The New York Times the other day informed its readers that the US had “convinced” Israel that there is at least a year until Iran would be able to go nuclear, and that thus there was no reason to rush in bombing Iran. Obama’s chief nuclear advisor on nuclear issues, Gary Samore, was quoted as saying, “A year is a very long time.”
Well, never mind that a year is a very short time indeed. I read the report from the Times and thought it strange, for this is, as I’ve been reading it, pretty much what our intelligence has been indicating for quite a while. So now the US has “informed” us of this? Actually, as I’ve been reading it, the US estimates gave Iran more time, and our people have been saying, no, only a year to two more.
Then along came Jeffrey Goldberg, writing in the Atlantic, confirming my sense of the situation. Goldberg observes that there is no Israeli quoted in the Times article, confirming or denying what it says.
I mention this here only because the Times article created something of a splash.
The IDF has announced that Chief of Staff Gabi Ashkenazi will be replaced by Major General Yoav Galant, currently head of the IDF Southern Command.

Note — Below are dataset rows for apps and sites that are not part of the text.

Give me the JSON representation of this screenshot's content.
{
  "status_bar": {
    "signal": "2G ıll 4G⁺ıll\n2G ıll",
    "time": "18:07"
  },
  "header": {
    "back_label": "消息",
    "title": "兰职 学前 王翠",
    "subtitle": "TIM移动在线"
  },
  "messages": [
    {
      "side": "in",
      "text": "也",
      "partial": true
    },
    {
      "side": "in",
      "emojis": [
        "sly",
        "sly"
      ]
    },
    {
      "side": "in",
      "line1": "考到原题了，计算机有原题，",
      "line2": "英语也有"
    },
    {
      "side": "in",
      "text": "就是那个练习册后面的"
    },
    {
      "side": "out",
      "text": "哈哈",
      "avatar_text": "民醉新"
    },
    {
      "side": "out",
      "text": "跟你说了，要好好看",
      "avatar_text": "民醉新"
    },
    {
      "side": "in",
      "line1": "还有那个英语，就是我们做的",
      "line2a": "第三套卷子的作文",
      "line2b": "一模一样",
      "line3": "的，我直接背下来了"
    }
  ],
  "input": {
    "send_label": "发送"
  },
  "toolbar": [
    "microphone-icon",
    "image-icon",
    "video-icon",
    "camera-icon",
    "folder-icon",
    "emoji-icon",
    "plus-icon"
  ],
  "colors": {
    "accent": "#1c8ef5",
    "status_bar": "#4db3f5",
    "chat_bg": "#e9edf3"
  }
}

Galant will be the first Chief of Staff to have begun his military career in the Navy. He moved over to the IDF, however, when he was appointed commander of the Jenin Brigade and then later became commander of the Gaza Division.
According to Yaakov Katz, writing in the JPost: “A strong charismatic commander with vast field and combat experience, Galant is well respected throughout the IDF.” Galant was organizer of the Cast Lead operation in Gaza, during which time “he insisted on visiting the Gaza Strip during the operation and spending time with battalion and company commanders in the field.” He clashed with a more hesitant Ashkenazi, pushing for movement deeper into Gaza.
We can only hope that this report rings true (especially in the light of a major “incident” within the IDF regarding the replacement for Ashkenazi, which I will not explore here, but which had the regrettable effect of tarnishing the IDF image). We desperately need a well respected, highly competent and courageous leader at the helm of the IDF.